### Data extract
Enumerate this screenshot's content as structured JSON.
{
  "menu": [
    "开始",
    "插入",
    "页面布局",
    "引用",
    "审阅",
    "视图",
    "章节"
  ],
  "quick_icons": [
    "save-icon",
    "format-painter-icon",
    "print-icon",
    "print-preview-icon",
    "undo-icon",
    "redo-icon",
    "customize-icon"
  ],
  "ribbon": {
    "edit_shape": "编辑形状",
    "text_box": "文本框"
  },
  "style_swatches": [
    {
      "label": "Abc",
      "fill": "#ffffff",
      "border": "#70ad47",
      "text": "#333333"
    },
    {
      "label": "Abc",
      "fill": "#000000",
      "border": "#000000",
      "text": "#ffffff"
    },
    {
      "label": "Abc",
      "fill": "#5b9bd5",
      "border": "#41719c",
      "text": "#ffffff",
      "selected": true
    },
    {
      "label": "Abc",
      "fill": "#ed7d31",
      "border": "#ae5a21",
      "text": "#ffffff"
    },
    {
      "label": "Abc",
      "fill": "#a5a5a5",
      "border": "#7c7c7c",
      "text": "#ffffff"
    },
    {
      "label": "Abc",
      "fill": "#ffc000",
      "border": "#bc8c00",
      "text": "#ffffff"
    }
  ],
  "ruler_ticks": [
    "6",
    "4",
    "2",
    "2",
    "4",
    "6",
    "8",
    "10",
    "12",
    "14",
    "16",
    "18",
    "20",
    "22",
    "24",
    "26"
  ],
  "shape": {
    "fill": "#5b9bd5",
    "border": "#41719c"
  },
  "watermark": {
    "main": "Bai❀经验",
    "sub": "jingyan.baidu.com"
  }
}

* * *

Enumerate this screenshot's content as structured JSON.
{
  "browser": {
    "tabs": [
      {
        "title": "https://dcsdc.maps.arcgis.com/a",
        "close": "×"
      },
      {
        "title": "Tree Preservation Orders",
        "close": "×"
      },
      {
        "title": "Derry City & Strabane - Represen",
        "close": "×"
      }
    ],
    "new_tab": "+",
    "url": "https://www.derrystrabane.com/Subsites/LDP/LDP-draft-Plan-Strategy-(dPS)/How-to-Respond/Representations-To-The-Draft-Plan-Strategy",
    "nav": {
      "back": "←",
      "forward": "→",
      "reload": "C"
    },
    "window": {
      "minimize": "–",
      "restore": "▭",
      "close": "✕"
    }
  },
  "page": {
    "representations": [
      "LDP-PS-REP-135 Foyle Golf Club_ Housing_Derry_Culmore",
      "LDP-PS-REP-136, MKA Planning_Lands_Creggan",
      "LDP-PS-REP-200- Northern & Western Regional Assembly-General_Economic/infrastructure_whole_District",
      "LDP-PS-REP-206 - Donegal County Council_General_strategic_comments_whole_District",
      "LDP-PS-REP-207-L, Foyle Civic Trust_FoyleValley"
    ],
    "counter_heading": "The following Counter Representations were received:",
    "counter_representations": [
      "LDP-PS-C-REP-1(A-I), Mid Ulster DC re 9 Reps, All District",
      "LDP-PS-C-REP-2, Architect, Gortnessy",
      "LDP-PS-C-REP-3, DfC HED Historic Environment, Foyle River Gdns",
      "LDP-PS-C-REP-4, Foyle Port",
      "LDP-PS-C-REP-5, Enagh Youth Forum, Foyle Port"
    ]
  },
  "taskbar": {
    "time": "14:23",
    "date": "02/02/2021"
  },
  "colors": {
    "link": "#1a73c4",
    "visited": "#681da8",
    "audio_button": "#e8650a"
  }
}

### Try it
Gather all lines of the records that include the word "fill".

### Solution for this exercise
      "fill": "#ffffff",
      "fill": "#000000",
      "fill": "#5b9bd5",
      "fill": "#ed7d31",
      "fill": "#a5a5a5",
      "fill": "#ffc000",
    "fill": "#5b9bd5",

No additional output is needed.